═══ EXERCISE MATERIALS ═══

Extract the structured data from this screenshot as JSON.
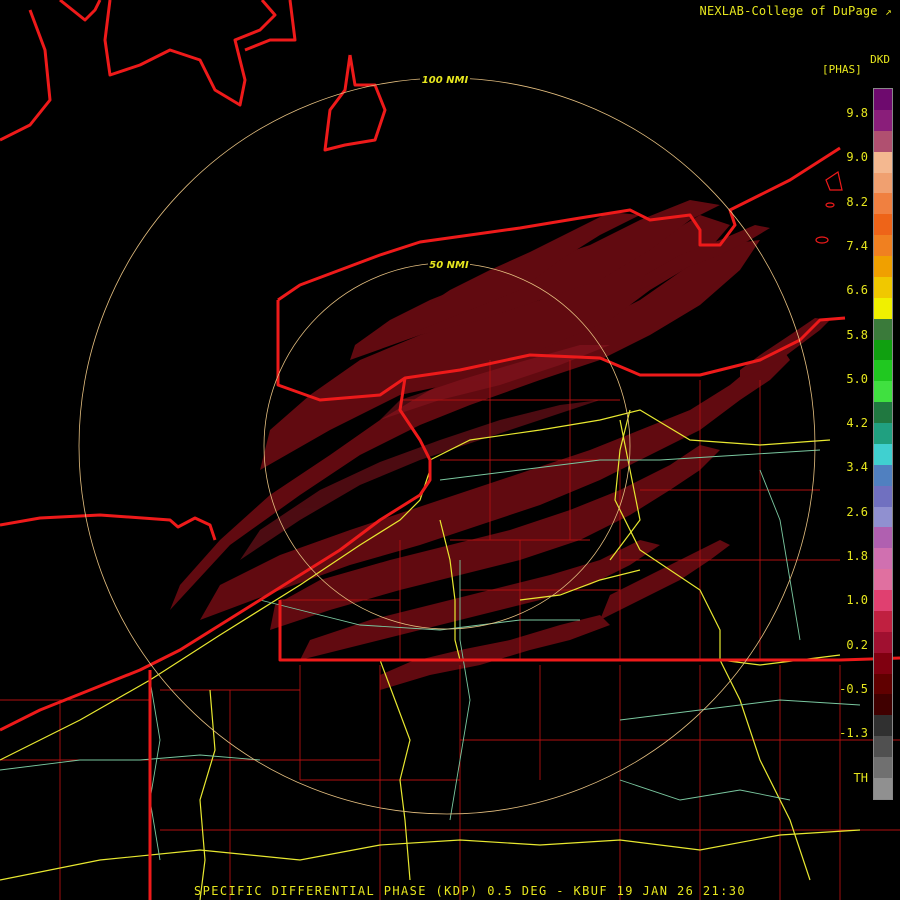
{
  "credit": "NEXLAB-College of DuPage",
  "credit_icon": "external-link-icon",
  "product": "DKD",
  "unit": "[PHAS]",
  "caption": "SPECIFIC DIFFERENTIAL PHASE (KDP) 0.5 DEG - KBUF 19 JAN 26 21:30",
  "range_rings": {
    "inner_label": "50 NMI",
    "outer_label": "100 NMI"
  },
  "colorbar": {
    "labels": [
      "9.8",
      "9.0",
      "8.2",
      "7.4",
      "6.6",
      "5.8",
      "5.0",
      "4.2",
      "3.4",
      "2.6",
      "1.8",
      "1.0",
      "0.2",
      "-0.5",
      "-1.3",
      "TH"
    ],
    "colors": [
      "#6e0a6e",
      "#8a1e7a",
      "#b05070",
      "#f4b890",
      "#f0a070",
      "#f08040",
      "#ee6418",
      "#f08020",
      "#f0a000",
      "#f0c800",
      "#f0f000",
      "#3a7a3a",
      "#10a010",
      "#20c820",
      "#40e040",
      "#207840",
      "#20a080",
      "#40d0d0",
      "#5080c0",
      "#7070c0",
      "#9090d0",
      "#b060b0",
      "#d070b0",
      "#e070a0",
      "#e04070",
      "#c02040",
      "#a01030",
      "#800010",
      "#600000",
      "#400000",
      "#303030",
      "#505050",
      "#707070",
      "#909090"
    ]
  }
}
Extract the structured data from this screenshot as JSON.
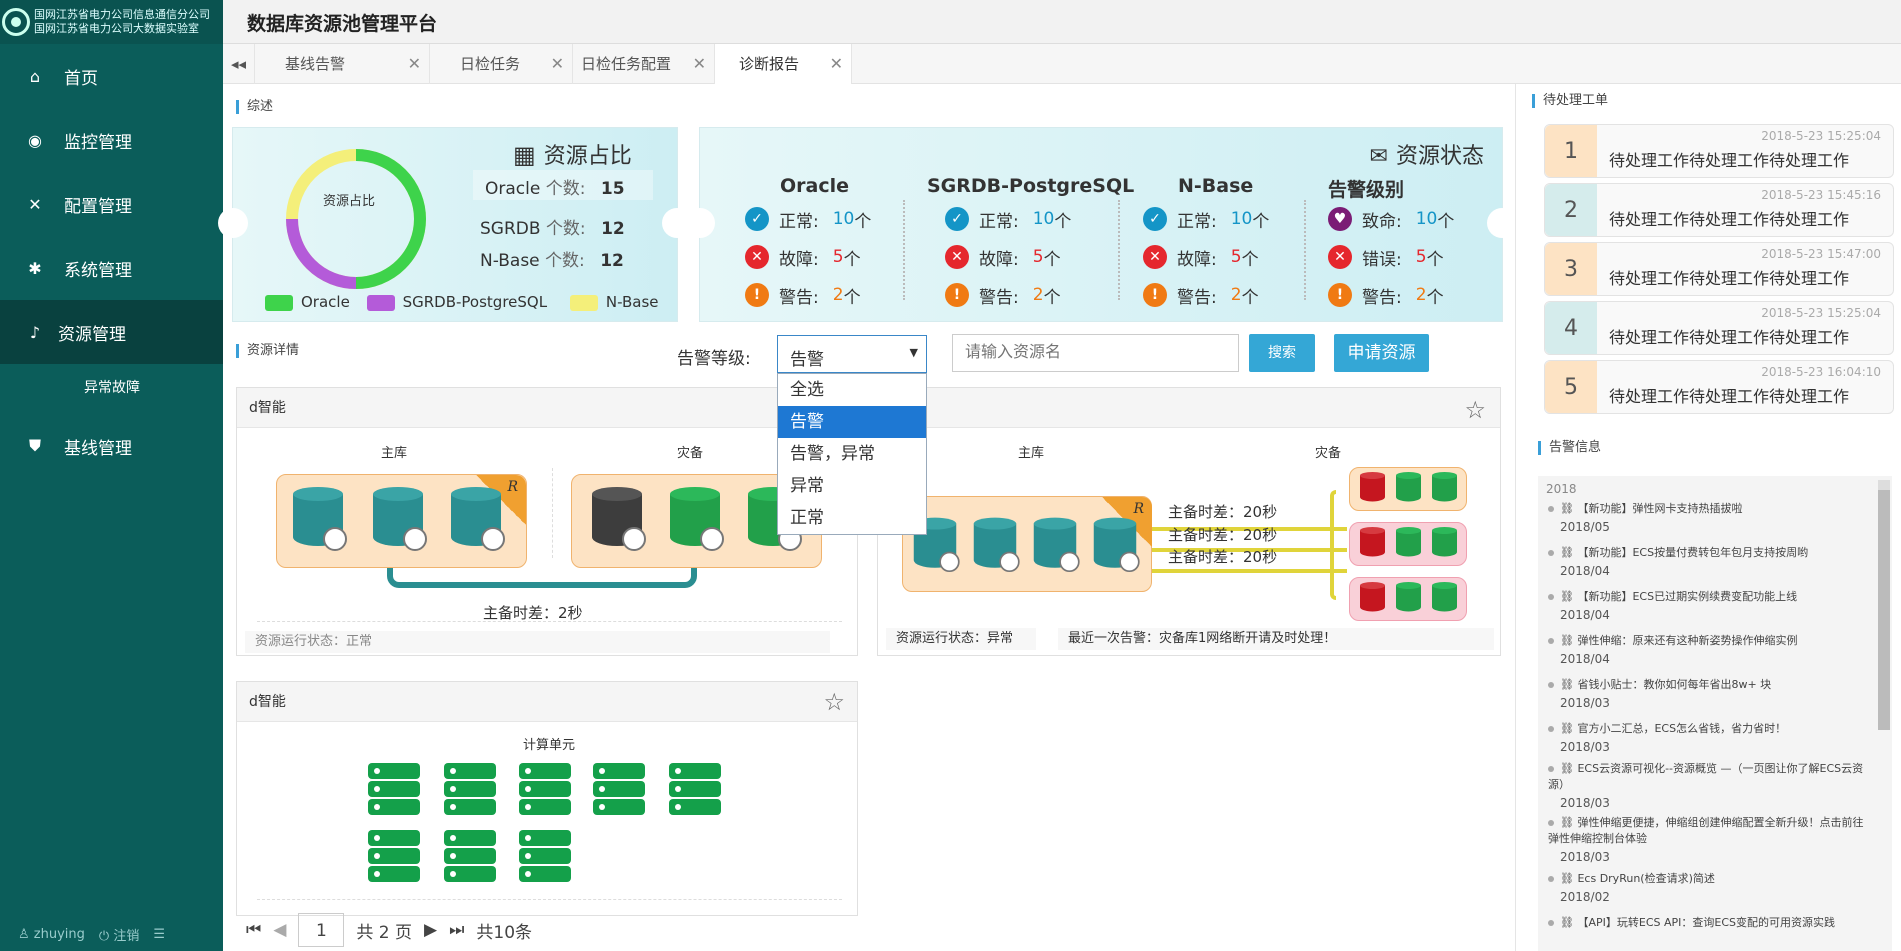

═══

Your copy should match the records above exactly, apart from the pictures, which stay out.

* **WORKED SOLUTION**
Extract the structured data from this screenshot as JSON.
{
  "credit": "NEXLAB-College of DuPage",
  "credit_icon": "external-link-icon",
  "product": "DKD",
  "unit": "[PHAS]",
  "caption": "SPECIFIC DIFFERENTIAL PHASE (KDP) 0.5 DEG - KBUF 19 JAN 26 21:30",
  "range_rings": {
    "inner_label": "50 NMI",
    "outer_label": "100 NMI"
  },
  "colorbar": {
    "labels": [
      "9.8",
      "9.0",
      "8.2",
      "7.4",
      "6.6",
      "5.8",
      "5.0",
      "4.2",
      "3.4",
      "2.6",
      "1.8",
      "1.0",
      "0.2",
      "-0.5",
      "-1.3",
      "TH"
    ],
    "colors": [
      "#6e0a6e",
      "#8a1e7a",
      "#b05070",
      "#f4b890",
      "#f0a070",
      "#f08040",
      "#ee6418",
      "#f08020",
      "#f0a000",
      "#f0c800",
      "#f0f000",
      "#3a7a3a",
      "#10a010",
      "#20c820",
      "#40e040",
      "#207840",
      "#20a080",
      "#40d0d0",
      "#5080c0",
      "#7070c0",
      "#9090d0",
      "#b060b0",
      "#d070b0",
      "#e070a0",
      "#e04070",
      "#c02040",
      "#a01030",
      "#800010",
      "#600000",
      "#400000",
      "#303030",
      "#505050",
      "#707070",
      "#909090"
    ]
  }
}
Extract the structured data from this screenshot as JSON.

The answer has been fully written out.